Bathrooms at art museums, what could be more romantic? Gabe says he’s finally realized that he doesn’t want to be with his first boyfriend anymore. We’re watching a video where the artist says he lets his assistants be creative, they can paint the sculptures however they want. But of course they don’t get any credit.

Gabe says he’s tried for so long to conform, but all that does is get him to the same place of failure. I guess I can’t really ask him for dating advice—too much trying to be the other person, getting pushed away for not being the other person, getting pushed. I just wish I wasn’t so lonely.

Then Andy and I are talking about the internet café, how Andy dragged me there to go online, but I wasn’t sure whether I wanted to be online. Andy says you were there because I wanted to look up gay skinheads on the internet, it was just something social, a social way to be antisocial—in the beginning it was more social than antisocial, because it was too expensive to be online for too long.

And the end? We’re living it now.

There are two times in my life when I felt like I had a home, and unfortunately they were both in San Francisco. There is memory, and then there is the memory of memory, and then there is the memory of something not-quite-memory, and this is maybe how dreams work. I miss all these faggots I once knew, who always thought that masculinity was the worst thing. I do mean the worst.

My mother calls to tell me about Spotlight, a movie about sexual abuse by Catholic priests—she says I think you recommended it to me. But I’ve never even heard of it. Of course, my father was a priest I mean psychiatrist who sexually abused me. One advantage psychiatrists have over priests: access to drugs to use on their children I mean patients. One disadvantage: lack of access to God. Anyway, when I tell my mother about her Freudian slip, she says I can see how you might think that. Which would be a great title for a movie about psychiatrists who sexually abuse their kids.

Sometimes it’s hard to write about the saddest thing in the world, I mean someone else’s saddest thing—you witness too much or all at once I mean so early, so soon in a relationship the breaking down the flooding the collapse the holding onto what will never work, but holding on anyway. I mean a relationship with someone else’s pain.

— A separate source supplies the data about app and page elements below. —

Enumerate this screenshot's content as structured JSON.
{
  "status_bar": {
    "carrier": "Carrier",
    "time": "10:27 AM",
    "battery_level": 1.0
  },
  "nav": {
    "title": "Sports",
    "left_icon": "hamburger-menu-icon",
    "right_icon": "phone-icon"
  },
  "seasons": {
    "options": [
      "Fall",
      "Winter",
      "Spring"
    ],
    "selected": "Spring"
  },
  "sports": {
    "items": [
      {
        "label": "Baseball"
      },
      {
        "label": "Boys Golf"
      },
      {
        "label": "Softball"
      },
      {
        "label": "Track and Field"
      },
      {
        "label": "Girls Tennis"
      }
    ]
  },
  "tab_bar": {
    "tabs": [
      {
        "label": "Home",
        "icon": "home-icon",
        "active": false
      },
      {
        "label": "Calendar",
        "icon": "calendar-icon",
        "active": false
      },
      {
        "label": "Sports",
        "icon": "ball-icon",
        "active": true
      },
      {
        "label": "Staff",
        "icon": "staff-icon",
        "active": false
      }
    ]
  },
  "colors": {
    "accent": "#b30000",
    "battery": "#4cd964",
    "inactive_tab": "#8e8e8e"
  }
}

His relationship with someone who will never work.

How do you tell him to get out of the relationship, when he already knows, but can’t. I mean how do you tell him if he’s already telling himself, again and again and you watch, you say it too, again and again, and again and again he’s back in the same relationship.

I would like to say that this is why I avoid these kinds of relationships, but actually I just can’t figure out how to start them, how to open up from the comfort of friendship into whatever that other thing is. The comfort of desire? The comfort of desire met. I worry that won’t happen for me here. I worry that if I move somewhere else there will just be another here.

Short story: Last night you gave me a candy cane. I took it because you were sad. Even though I don’t eat candy. Today I’m sad too.

Love story: I pick up the new Patti Smith book, read a few sentences, and drop it back onto the table. The woman next to me looks over. I hate her work, I say, it’s so overwrought. Me too, this woman says.
The problem with words is that they are only words. And then you forget them anyway. The problem with forgetting words is that then you use the wrong language. The problem with the wrong language is that then there are no words. If we were all stuck without words then there would be more language.
Who decided that language would be permanent? I’m searching for a way out, which is also a way in.
Gabe doesn’t want me to write about him, so is this sentence already a betrayal? But if I’m trying to create a world for myself with other people, how can I avoid writing about other people? I mean how can I write without writing about people I might love. I call my grandmother, who’s in the hospital, and she says: I still don’t know what it was I mean I guess it was my heart.

House Party #3